- **Problem requirements**:
Line by line, repeat the material below exactly and skip the images.

╭──

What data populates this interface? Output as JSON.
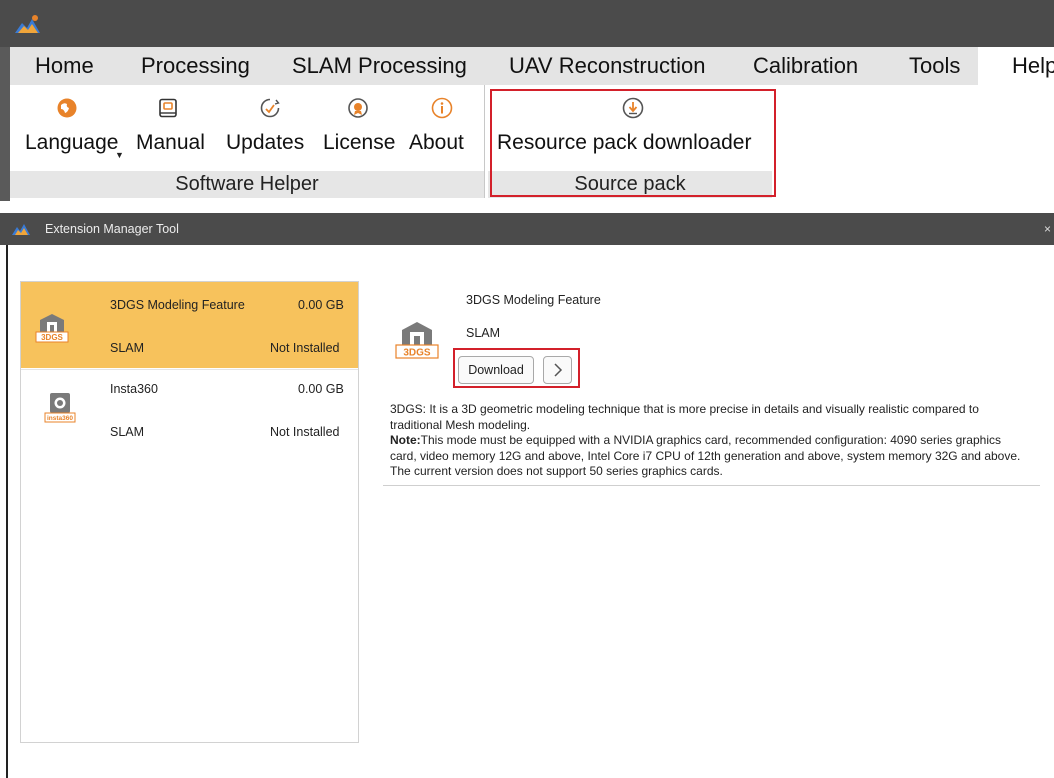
{
  "app": {
    "menu": [
      "Home",
      "Processing",
      "SLAM Processing",
      "UAV Reconstruction",
      "Calibration",
      "Tools",
      "Help"
    ],
    "ribbon": {
      "buttons": [
        {
          "label": "Language",
          "icon": "globe-icon"
        },
        {
          "label": "Manual",
          "icon": "manual-icon"
        },
        {
          "label": "Updates",
          "icon": "updates-icon"
        },
        {
          "label": "License",
          "icon": "license-icon"
        },
        {
          "label": "About",
          "icon": "info-icon"
        },
        {
          "label": "Resource pack downloader",
          "icon": "download-icon"
        }
      ],
      "groups": [
        "Software Helper",
        "Source pack"
      ]
    }
  },
  "dialog": {
    "title": "Extension Manager Tool",
    "close": "×",
    "extensions": [
      {
        "name": "3DGS Modeling Feature",
        "size": "0.00 GB",
        "category": "SLAM",
        "status": "Not Installed",
        "icon": "3dgs-icon",
        "icon_badge": "3DGS"
      },
      {
        "name": "Insta360",
        "size": "0.00 GB",
        "category": "SLAM",
        "status": "Not Installed",
        "icon": "insta360-icon",
        "icon_badge": "insta360"
      }
    ],
    "detail": {
      "name": "3DGS Modeling Feature",
      "category": "SLAM",
      "icon_badge": "3DGS",
      "download_label": "Download",
      "desc_line1": "3DGS: It is a 3D geometric modeling technique that is more precise in details and visually realistic compared to",
      "desc_line2": "traditional Mesh modeling.",
      "note_label": "Note:",
      "note_line1": "This mode must be equipped with a NVIDIA graphics card, recommended configuration: 4090 series graphics",
      "note_line2": "card, video memory 12G and above, Intel Core i7 CPU of 12th generation and above, system memory 32G and above.",
      "note_line3": "The current version does not support 50 series graphics cards."
    }
  },
  "colors": {
    "titlebar": "#4b4b4b",
    "menubar": "#e4e4e4",
    "selected_row": "#f7c25c",
    "highlight_box": "#d3202a",
    "icon_orange": "#e8832a"
  }
}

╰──

- **Answer to this task**:
What data populates this interface? Output as JSON.
{
  "app": {
    "menu": [
      "Home",
      "Processing",
      "SLAM Processing",
      "UAV Reconstruction",
      "Calibration",
      "Tools",
      "Help"
    ],
    "ribbon": {
      "buttons": [
        {
          "label": "Language",
          "icon": "globe-icon"
        },
        {
          "label": "Manual",
          "icon": "manual-icon"
        },
        {
          "label": "Updates",
          "icon": "updates-icon"
        },
        {
          "label": "License",
          "icon": "license-icon"
        },
        {
          "label": "About",
          "icon": "info-icon"
        },
        {
          "label": "Resource pack downloader",
          "icon": "download-icon"
        }
      ],
      "groups": [
        "Software Helper",
        "Source pack"
      ]
    }
  },
  "dialog": {
    "title": "Extension Manager Tool",
    "close": "×",
    "extensions": [
      {
        "name": "3DGS Modeling Feature",
        "size": "0.00 GB",
        "category": "SLAM",
        "status": "Not Installed",
        "icon": "3dgs-icon",
        "icon_badge": "3DGS"
      },
      {
        "name": "Insta360",
        "size": "0.00 GB",
        "category": "SLAM",
        "status": "Not Installed",
        "icon": "insta360-icon",
        "icon_badge": "insta360"
      }
    ],
    "detail": {
      "name": "3DGS Modeling Feature",
      "category": "SLAM",
      "icon_badge": "3DGS",
      "download_label": "Download",
      "desc_line1": "3DGS: It is a 3D geometric modeling technique that is more precise in details and visually realistic compared to",
      "desc_line2": "traditional Mesh modeling.",
      "note_label": "Note:",
      "note_line1": "This mode must be equipped with a NVIDIA graphics card, recommended configuration: 4090 series graphics",
      "note_line2": "card, video memory 12G and above, Intel Core i7 CPU of 12th generation and above, system memory 32G and above.",
      "note_line3": "The current version does not support 50 series graphics cards."
    }
  },
  "colors": {
    "titlebar": "#4b4b4b",
    "menubar": "#e4e4e4",
    "selected_row": "#f7c25c",
    "highlight_box": "#d3202a",
    "icon_orange": "#e8832a"
  }
}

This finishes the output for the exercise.